• Could also be a "coupled inductor" switch-mode supply. We won't know for sure until the edit button is clicked and a photo added. Apr 7 '21 at 12:23
• Well, there is more than meets the eye, certainly. Apr 7 '21 at 20:21

Transformers don't work on DC, so they're most likely common mode chokes.

A common mode choke is a transformer, but turned 90° so the current flows through both coils, in opposite directions, so the magnetic flux cancels, which does not saturate the core so it can be small and cheap, and presents a low impedance to differential current.

However, to common mode current, which flows in both wires in the same direction, the transformer coils are in the correct direction to create a high impedance.

• @user263983 It depends on the winding direction around the core. If you look closely at 3 and 4 you see that both coils have an inverse winding sense, so parallel schematic current flow results in antiparallel flux Apr 7 '21 at 13:35
• On second thought, I should have chosen another illustration lol. But, well, at least it made you think about the details ;) Apr 7 '21 at 18:53
• @user263983 The first green arrow is the direction of the current, the second green arrow is the direction of the magnetic flux Apr 7 '21 at 19:37

I am going to expand on some of the answers above, and I am new here so go easy on me :)

Power comes in as AC. You mentioned it gets rectified and goes through a filter capacitor. This gives you a smoothed out rectified ac voltage (Calling it DC depends on how smooth it is and what your requirements are). Below shows how the voltage waveform changes through that process for low frequency AC.

So far so good. But what happens when there is high frequency AC? If you have a transformer based power supply, then there could be external noise from outside sources (Like a motor on the same circuit), or if you have a switched mode power supply it could generate its own high frequency noise. All wires can act like antennas (they pick up ambient radio waves as AC) and noise can be introduced though other means like motors or other noisy devices.

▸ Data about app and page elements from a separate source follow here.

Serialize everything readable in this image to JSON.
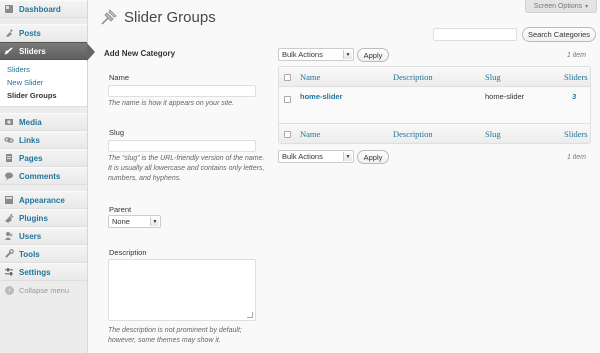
{
  "sidebar": {
    "items": [
      {
        "label": "Dashboard",
        "icon": "dashboard-icon"
      },
      {
        "label": "Posts",
        "icon": "pin-icon"
      },
      {
        "label": "Sliders",
        "icon": "sliders-icon",
        "current": true
      },
      {
        "label": "Media",
        "icon": "media-icon"
      },
      {
        "label": "Links",
        "icon": "link-icon"
      },
      {
        "label": "Pages",
        "icon": "pages-icon"
      },
      {
        "label": "Comments",
        "icon": "comment-icon"
      },
      {
        "label": "Appearance",
        "icon": "appearance-icon"
      },
      {
        "label": "Plugins",
        "icon": "plugin-icon"
      },
      {
        "label": "Users",
        "icon": "users-icon"
      },
      {
        "label": "Tools",
        "icon": "tools-icon"
      },
      {
        "label": "Settings",
        "icon": "settings-icon"
      }
    ],
    "submenu": [
      "Sliders",
      "New Slider",
      "Slider Groups"
    ],
    "collapse_label": "Collapse menu"
  },
  "header": {
    "title": "Slider Groups",
    "screen_options": "Screen Options"
  },
  "search": {
    "value": "",
    "button": "Search Categories"
  },
  "form": {
    "heading": "Add New Category",
    "name_label": "Name",
    "name_hint": "The name is how it appears on your site.",
    "slug_label": "Slug",
    "slug_hint": "The “slug” is the URL-friendly version of the name. It is usually all lowercase and contains only letters, numbers, and hyphens.",
    "parent_label": "Parent",
    "parent_value": "None",
    "description_label": "Description",
    "description_hint": "The description is not prominent by default; however, some themes may show it."
  },
  "table": {
    "bulk_actions": "Bulk Actions",
    "apply": "Apply",
    "item_count": "1 item",
    "columns": [
      "Name",
      "Description",
      "Slug",
      "Sliders"
    ],
    "rows": [
      {
        "name": "home-slider",
        "description": "",
        "slug": "home-slider",
        "sliders": "3"
      }
    ]
  },
  "colors": {
    "link": "#21759b",
    "sidebar_bg": "#ececec",
    "current_menu": "#6d6d6d"
  }
}
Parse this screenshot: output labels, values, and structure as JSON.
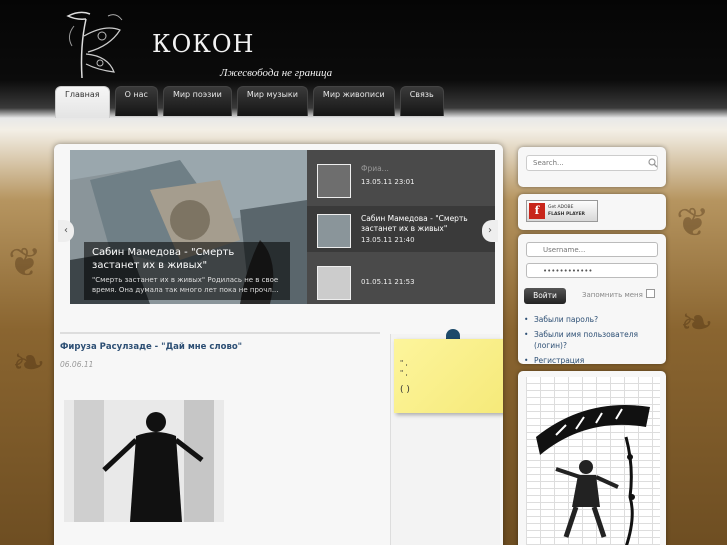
{
  "site": {
    "title": "КОКОН",
    "tagline": "Лжесвобода не граница"
  },
  "nav": {
    "tabs": [
      {
        "label": "Главная",
        "active": true
      },
      {
        "label": "О нас",
        "active": false
      },
      {
        "label": "Мир поэзии",
        "active": false
      },
      {
        "label": "Мир музыки",
        "active": false
      },
      {
        "label": "Мир живописи",
        "active": false
      },
      {
        "label": "Связь",
        "active": false
      }
    ]
  },
  "slider": {
    "main_title": "Сабин Мамедова - \"Смерть застанет их в живых\"",
    "main_desc": "\"Смерть застанет их в живых\" Родилась не в свое время. Она думала так много лет пока не прочл...",
    "prev_icon": "chevron-left-icon",
    "next_icon": "chevron-right-icon",
    "items": [
      {
        "title": "Фриа...",
        "date": "13.05.11 23:01"
      },
      {
        "title": "Сабин Мамедова - \"Смерть застанет их в живых\"",
        "date": "13.05.11 21:40"
      },
      {
        "title": "",
        "date": "01.05.11 21:53"
      }
    ]
  },
  "article": {
    "title": "Фируза Расулзаде - \"Дай мне слово\"",
    "date": "06.06.11"
  },
  "sticky": {
    "lines": [
      "\" ,",
      "\" ,",
      "( )"
    ]
  },
  "sidebar": {
    "search_placeholder": "Search...",
    "search_icon": "search-icon",
    "flash": {
      "line1": "Get ADOBE",
      "line2": "FLASH PLAYER"
    },
    "login": {
      "username_placeholder": "Username...",
      "password_value": "••••••••••••",
      "submit_label": "Войти",
      "remember_label": "Запомнить меня",
      "links": [
        "Забыли пароль?",
        "Забыли имя пользователя (логин)?",
        "Регистрация"
      ]
    }
  },
  "colors": {
    "link": "#2d4f74",
    "header": "#050505",
    "sticky": "#fdf59c"
  }
}
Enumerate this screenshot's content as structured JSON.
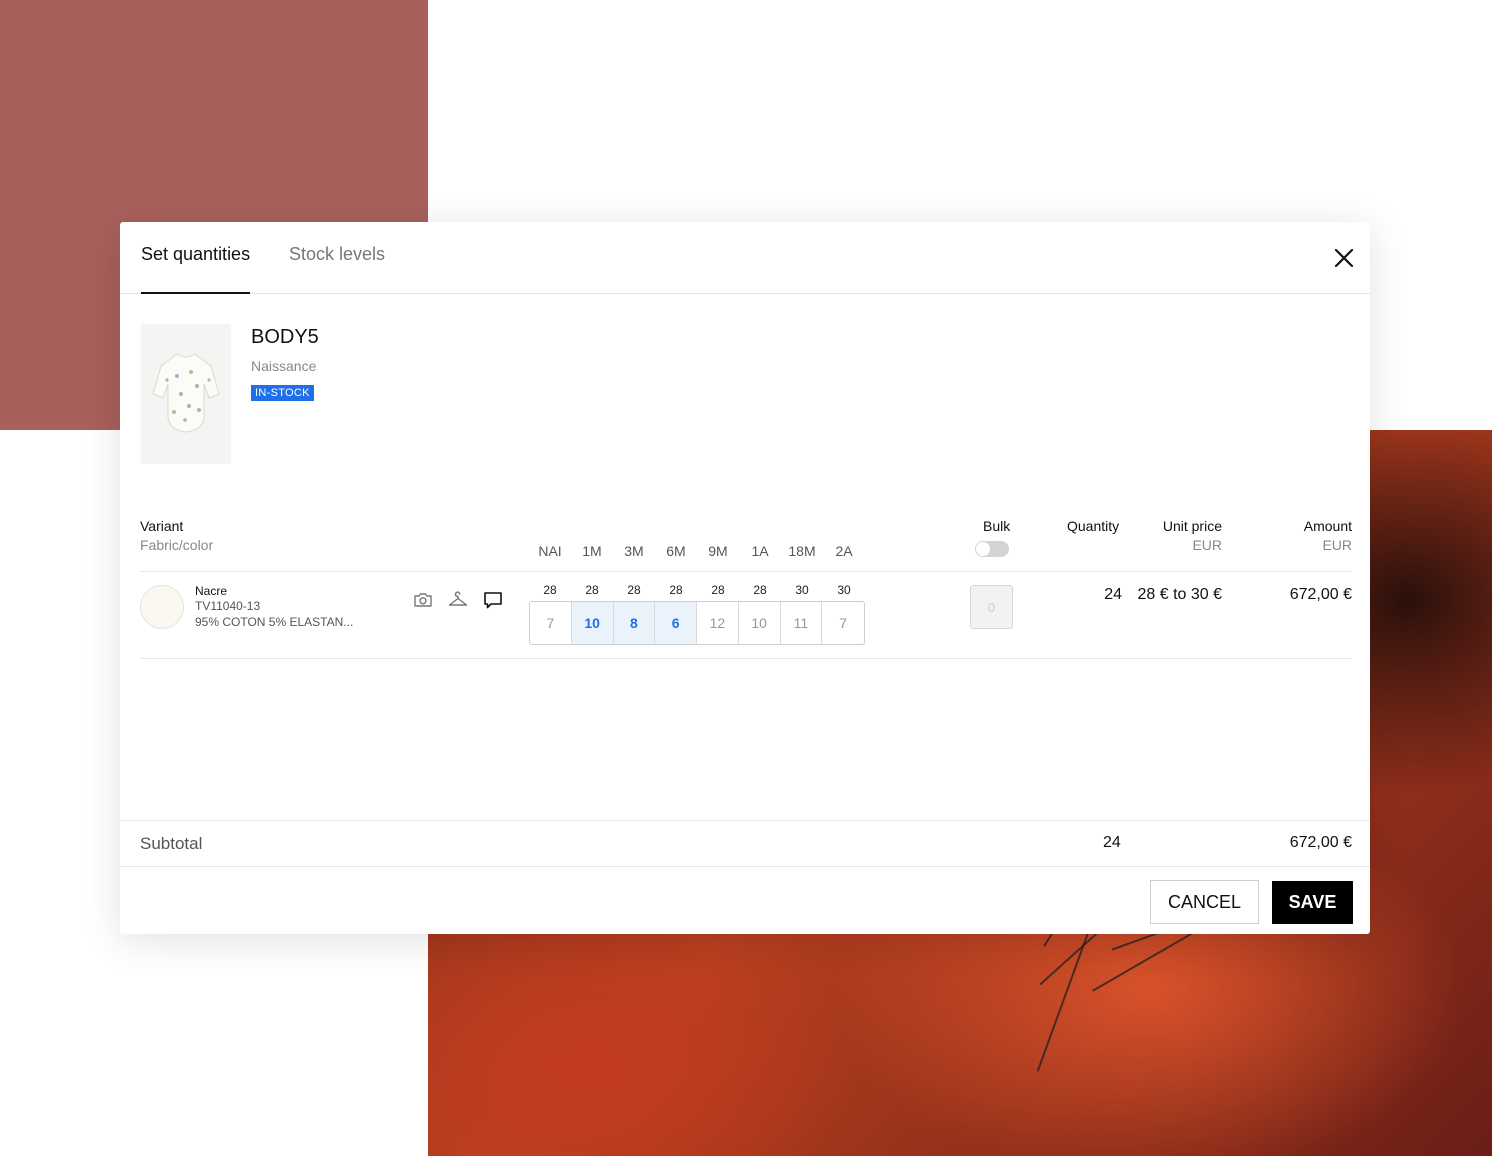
{
  "tabs": [
    {
      "label": "Set quantities",
      "active": true
    },
    {
      "label": "Stock levels",
      "active": false
    }
  ],
  "product": {
    "name": "BODY5",
    "collection": "Naissance",
    "badge": "IN-STOCK",
    "badge_color": "#1f6fe8"
  },
  "columns": {
    "variant": "Variant",
    "variant_sub": "Fabric/color",
    "sizes": [
      "NAI",
      "1M",
      "3M",
      "6M",
      "9M",
      "1A",
      "18M",
      "2A"
    ],
    "bulk": "Bulk",
    "quantity": "Quantity",
    "unit_price": "Unit price",
    "unit_price_currency": "EUR",
    "amount": "Amount",
    "amount_currency": "EUR"
  },
  "variant_row": {
    "color_name": "Nacre",
    "code": "TV11040-13",
    "fabric": "95% COTON 5% ELASTAN...",
    "swatch_color": "#fbf8f1",
    "stock": [
      "28",
      "28",
      "28",
      "28",
      "28",
      "28",
      "30",
      "30"
    ],
    "quantities": [
      "7",
      "10",
      "8",
      "6",
      "12",
      "10",
      "11",
      "7"
    ],
    "bulk_value": "0",
    "quantity": "24",
    "unit_price": "28 € to 30 €",
    "amount": "672,00 €",
    "icons": [
      "camera-icon",
      "hanger-icon",
      "comment-icon"
    ]
  },
  "subtotal": {
    "label": "Subtotal",
    "quantity": "24",
    "amount": "672,00 €"
  },
  "actions": {
    "cancel": "CANCEL",
    "save": "SAVE"
  }
}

Some electronics are particularly sensitive to high frequency noise, like this person's LVDS data sending/receiving circuit. Capacitors are good at filtering low frequency, and the size and type of the capacitor affects the frequencies it can attenuate or reduce. High frequencies can pass right through capacitors, and this property is often taken advantage of in radio frequency amplifying circuits. To reduce high frequency, inductors are often used.

There are two common types of high frequency noise that the two inductive toroidal filters in your image address, common mode noise and differential mode noise.

Differential Mode Noise is when Vcc alternates, or Vcc and ground alternate opposite of each other. Think of it as noise relative to ground. Common Mode Noise on the other hand is when ground and Vcc alternate together. The whole circuit is being shifted up and down. The two modes of the filters in your picture are there to smooth out these types of noise that get past the capacitor, and can interfere with sensitive electronics. I am not an expert on these types of noise someone can correct me if I'm wrong :)

• Welcome to EE.SE, Ben. I think the first part of your answer might not be relevant as the PSU could be switched mode. The OP doesn't seem to have opened it or mention the specification in the question. I think you have mixed up common and differential. Apr 7 '21 at 20:50
• Thank you Transistor! You are correct, I did have them reversed. I fixed the image and my description. I will add some info about switched mode PSU, since switched mode PSU generate relatively HF noise, and that is another reason to use those filters! Apr 7 '21 at 21:00
• Good, but I recommend that you keep the focus on what was asked in the question. You can always add supplementary information below a horizontal line ----. Apr 7 '21 at 21:02

there's a little box on the cable that I opened and it reveals a small board with 2 toroidal transformers in series with a 1:1 ratio each

If there's two toroidal devices, you might have a common-mode choke and a differential-mode choke in series together: -

Picture from this site.